#### [EXERCISE GOAL]
Write out the entries again exactly as they are given.

/---

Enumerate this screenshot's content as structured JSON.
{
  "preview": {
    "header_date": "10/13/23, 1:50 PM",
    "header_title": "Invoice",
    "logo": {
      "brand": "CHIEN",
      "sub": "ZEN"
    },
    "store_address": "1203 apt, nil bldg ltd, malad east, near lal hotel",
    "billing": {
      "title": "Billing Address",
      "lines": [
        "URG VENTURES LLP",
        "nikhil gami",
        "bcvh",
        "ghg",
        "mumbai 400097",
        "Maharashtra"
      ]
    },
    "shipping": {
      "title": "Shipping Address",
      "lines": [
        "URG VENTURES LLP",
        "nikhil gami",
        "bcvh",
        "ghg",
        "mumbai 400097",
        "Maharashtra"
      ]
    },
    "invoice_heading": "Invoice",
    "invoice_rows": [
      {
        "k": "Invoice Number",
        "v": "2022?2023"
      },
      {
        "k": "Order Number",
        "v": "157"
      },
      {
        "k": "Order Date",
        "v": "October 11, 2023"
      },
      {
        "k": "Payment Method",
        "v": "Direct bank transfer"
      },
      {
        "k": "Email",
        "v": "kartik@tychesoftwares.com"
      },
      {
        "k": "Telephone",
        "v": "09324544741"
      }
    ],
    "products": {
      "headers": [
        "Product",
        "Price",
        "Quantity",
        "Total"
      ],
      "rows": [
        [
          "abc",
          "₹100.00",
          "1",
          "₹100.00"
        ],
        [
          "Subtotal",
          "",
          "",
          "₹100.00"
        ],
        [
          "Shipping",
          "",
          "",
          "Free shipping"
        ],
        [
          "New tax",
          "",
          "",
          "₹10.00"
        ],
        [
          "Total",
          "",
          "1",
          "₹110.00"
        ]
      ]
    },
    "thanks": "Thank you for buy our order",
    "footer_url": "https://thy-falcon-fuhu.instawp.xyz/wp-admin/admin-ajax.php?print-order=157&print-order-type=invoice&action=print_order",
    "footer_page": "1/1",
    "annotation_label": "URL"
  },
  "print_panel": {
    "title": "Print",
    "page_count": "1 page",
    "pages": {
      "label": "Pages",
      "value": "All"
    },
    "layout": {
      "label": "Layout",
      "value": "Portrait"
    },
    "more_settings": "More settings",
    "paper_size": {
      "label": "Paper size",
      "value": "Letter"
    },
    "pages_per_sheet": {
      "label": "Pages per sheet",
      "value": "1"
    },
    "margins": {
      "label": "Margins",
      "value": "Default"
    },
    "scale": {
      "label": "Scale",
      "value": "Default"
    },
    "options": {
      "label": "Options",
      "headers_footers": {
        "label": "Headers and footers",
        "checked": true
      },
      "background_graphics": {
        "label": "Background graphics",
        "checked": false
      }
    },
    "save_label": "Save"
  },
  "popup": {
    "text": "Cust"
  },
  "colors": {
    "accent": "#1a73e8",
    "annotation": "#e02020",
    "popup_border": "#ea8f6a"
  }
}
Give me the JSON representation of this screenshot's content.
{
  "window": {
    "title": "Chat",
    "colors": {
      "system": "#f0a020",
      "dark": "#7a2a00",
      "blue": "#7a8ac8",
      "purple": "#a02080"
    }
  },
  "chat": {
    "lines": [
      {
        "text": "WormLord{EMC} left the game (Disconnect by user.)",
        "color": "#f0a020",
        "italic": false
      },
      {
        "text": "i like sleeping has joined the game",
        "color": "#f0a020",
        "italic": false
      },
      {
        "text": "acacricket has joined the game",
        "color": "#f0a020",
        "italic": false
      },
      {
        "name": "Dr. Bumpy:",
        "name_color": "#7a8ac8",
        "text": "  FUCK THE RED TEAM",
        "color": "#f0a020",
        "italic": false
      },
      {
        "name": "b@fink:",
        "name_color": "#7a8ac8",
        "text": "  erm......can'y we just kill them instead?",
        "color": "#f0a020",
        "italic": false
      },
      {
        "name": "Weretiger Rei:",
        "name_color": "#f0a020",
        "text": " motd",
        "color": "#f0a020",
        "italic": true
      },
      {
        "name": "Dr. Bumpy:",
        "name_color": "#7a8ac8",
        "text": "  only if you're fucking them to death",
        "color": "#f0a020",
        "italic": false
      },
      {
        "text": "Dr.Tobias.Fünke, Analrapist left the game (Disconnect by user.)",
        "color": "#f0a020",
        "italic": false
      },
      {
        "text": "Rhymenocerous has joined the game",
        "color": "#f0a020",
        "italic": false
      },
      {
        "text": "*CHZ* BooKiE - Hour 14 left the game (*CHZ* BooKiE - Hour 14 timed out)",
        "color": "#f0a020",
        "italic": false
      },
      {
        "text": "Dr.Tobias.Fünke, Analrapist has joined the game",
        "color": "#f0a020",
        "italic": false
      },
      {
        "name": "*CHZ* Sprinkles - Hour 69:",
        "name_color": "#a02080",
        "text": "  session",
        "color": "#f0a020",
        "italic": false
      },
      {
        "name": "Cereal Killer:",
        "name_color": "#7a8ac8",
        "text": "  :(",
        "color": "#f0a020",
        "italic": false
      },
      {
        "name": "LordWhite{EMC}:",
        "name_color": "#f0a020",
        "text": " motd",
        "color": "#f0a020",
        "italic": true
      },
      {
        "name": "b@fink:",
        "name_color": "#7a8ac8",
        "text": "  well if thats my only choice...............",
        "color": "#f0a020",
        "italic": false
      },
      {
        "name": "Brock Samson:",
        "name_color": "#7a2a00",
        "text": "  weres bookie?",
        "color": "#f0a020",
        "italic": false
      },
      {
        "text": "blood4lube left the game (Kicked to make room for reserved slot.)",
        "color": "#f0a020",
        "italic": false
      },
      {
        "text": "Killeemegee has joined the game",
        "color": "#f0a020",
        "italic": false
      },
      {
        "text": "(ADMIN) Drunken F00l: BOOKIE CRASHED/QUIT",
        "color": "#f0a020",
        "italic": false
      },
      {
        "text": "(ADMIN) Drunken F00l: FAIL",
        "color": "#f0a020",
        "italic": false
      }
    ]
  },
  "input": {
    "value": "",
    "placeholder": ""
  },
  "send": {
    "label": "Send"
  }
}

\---

#### [OUTPUT FOR THIS TASK]
Enumerate this screenshot's content as structured JSON.
{
  "preview": {
    "header_date": "10/13/23, 1:50 PM",
    "header_title": "Invoice",
    "logo": {
      "brand": "CHIEN",
      "sub": "ZEN"
    },
    "store_address": "1203 apt, nil bldg ltd, malad east, near lal hotel",
    "billing": {
      "title": "Billing Address",
      "lines": [
        "URG VENTURES LLP",
        "nikhil gami",
        "bcvh",
        "ghg",
        "mumbai 400097",
        "Maharashtra"
      ]
    },
    "shipping": {
      "title": "Shipping Address",
      "lines": [
        "URG VENTURES LLP",
        "nikhil gami",
        "bcvh",
        "ghg",
        "mumbai 400097",
        "Maharashtra"
      ]
    },
    "invoice_heading": "Invoice",
    "invoice_rows": [
      {
        "k": "Invoice Number",
        "v": "2022?2023"
      },
      {
        "k": "Order Number",
        "v": "157"
      },
      {
        "k": "Order Date",
        "v": "October 11, 2023"
      },
      {
        "k": "Payment Method",
        "v": "Direct bank transfer"
      },
      {
        "k": "Email",
        "v": "kartik@tychesoftwares.com"
      },
      {
        "k": "Telephone",
        "v": "09324544741"
      }
    ],
    "products": {
      "headers": [
        "Product",
        "Price",
        "Quantity",
        "Total"
      ],
      "rows": [
        [
          "abc",
          "₹100.00",
          "1",
          "₹100.00"
        ],
        [
          "Subtotal",
          "",
          "",
          "₹100.00"
        ],
        [
          "Shipping",
          "",
          "",
          "Free shipping"
        ],
        [
          "New tax",
          "",
          "",
          "₹10.00"
        ],
        [
          "Total",
          "",
          "1",
          "₹110.00"
        ]
      ]
    },
    "thanks": "Thank you for buy our order",
    "footer_url": "https://thy-falcon-fuhu.instawp.xyz/wp-admin/admin-ajax.php?print-order=157&print-order-type=invoice&action=print_order",
    "footer_page": "1/1",
    "annotation_label": "URL"
  },
  "print_panel": {
    "title": "Print",
    "page_count": "1 page",
    "pages": {
      "label": "Pages",
      "value": "All"
    },
    "layout": {
      "label": "Layout",
      "value": "Portrait"
    },
    "more_settings": "More settings",
    "paper_size": {
      "label": "Paper size",
      "value": "Letter"
    },
    "pages_per_sheet": {
      "label": "Pages per sheet",
      "value": "1"
    },
    "margins": {
      "label": "Margins",
      "value": "Default"
    },
    "scale": {
      "label": "Scale",
      "value": "Default"
    },
    "options": {
      "label": "Options",
      "headers_footers": {
        "label": "Headers and footers",
        "checked": true
      },
      "background_graphics": {
        "label": "Background graphics",
        "checked": false
      }
    },
    "save_label": "Save"
  },
  "popup": {
    "text": "Cust"
  },
  "colors": {
    "accent": "#1a73e8",
    "annotation": "#e02020",
    "popup_border": "#ea8f6a"
  }
}
Give me the JSON representation of this screenshot's content.
{
  "window": {
    "title": "Chat",
    "colors": {
      "system": "#f0a020",
      "dark": "#7a2a00",
      "blue": "#7a8ac8",
      "purple": "#a02080"
    }
  },
  "chat": {
    "lines": [
      {
        "text": "WormLord{EMC} left the game (Disconnect by user.)",
        "color": "#f0a020",
        "italic": false
      },
      {
        "text": "i like sleeping has joined the game",
        "color": "#f0a020",
        "italic": false
      },
      {
        "text": "acacricket has joined the game",
        "color": "#f0a020",
        "italic": false
      },
      {
        "name": "Dr. Bumpy:",
        "name_color": "#7a8ac8",
        "text": "  FUCK THE RED TEAM",
        "color": "#f0a020",
        "italic": false
      },
      {
        "name": "b@fink:",
        "name_color": "#7a8ac8",
        "text": "  erm......can'y we just kill them instead?",
        "color": "#f0a020",
        "italic": false
      },
      {
        "name": "Weretiger Rei:",
        "name_color": "#f0a020",
        "text": " motd",
        "color": "#f0a020",
        "italic": true
      },
      {
        "name": "Dr. Bumpy:",
        "name_color": "#7a8ac8",
        "text": "  only if you're fucking them to death",
        "color": "#f0a020",
        "italic": false
      },
      {
        "text": "Dr.Tobias.Fünke, Analrapist left the game (Disconnect by user.)",
        "color": "#f0a020",
        "italic": false
      },
      {
        "text": "Rhymenocerous has joined the game",
        "color": "#f0a020",
        "italic": false
      },
      {
        "text": "*CHZ* BooKiE - Hour 14 left the game (*CHZ* BooKiE - Hour 14 timed out)",
        "color": "#f0a020",
        "italic": false
      },
      {
        "text": "Dr.Tobias.Fünke, Analrapist has joined the game",
        "color": "#f0a020",
        "italic": false
      },
      {
        "name": "*CHZ* Sprinkles - Hour 69:",
        "name_color": "#a02080",
        "text": "  session",
        "color": "#f0a020",
        "italic": false
      },
      {
        "name": "Cereal Killer:",
        "name_color": "#7a8ac8",
        "text": "  :(",
        "color": "#f0a020",
        "italic": false
      },
      {
        "name": "LordWhite{EMC}:",
        "name_color": "#f0a020",
        "text": " motd",
        "color": "#f0a020",
        "italic": true
      },
      {
        "name": "b@fink:",
        "name_color": "#7a8ac8",
        "text": "  well if thats my only choice...............",
        "color": "#f0a020",
        "italic": false
      },
      {
        "name": "Brock Samson:",
        "name_color": "#7a2a00",
        "text": "  weres bookie?",
        "color": "#f0a020",
        "italic": false
      },
      {
        "text": "blood4lube left the game (Kicked to make room for reserved slot.)",
        "color": "#f0a020",
        "italic": false
      },
      {
        "text": "Killeemegee has joined the game",
        "color": "#f0a020",
        "italic": false
      },
      {
        "text": "(ADMIN) Drunken F00l: BOOKIE CRASHED/QUIT",
        "color": "#f0a020",
        "italic": false
      },
      {
        "text": "(ADMIN) Drunken F00l: FAIL",
        "color": "#f0a020",
        "italic": false
      }
    ]
  },
  "input": {
    "value": "",
    "placeholder": ""
  },
  "send": {
    "label": "Send"
  }
}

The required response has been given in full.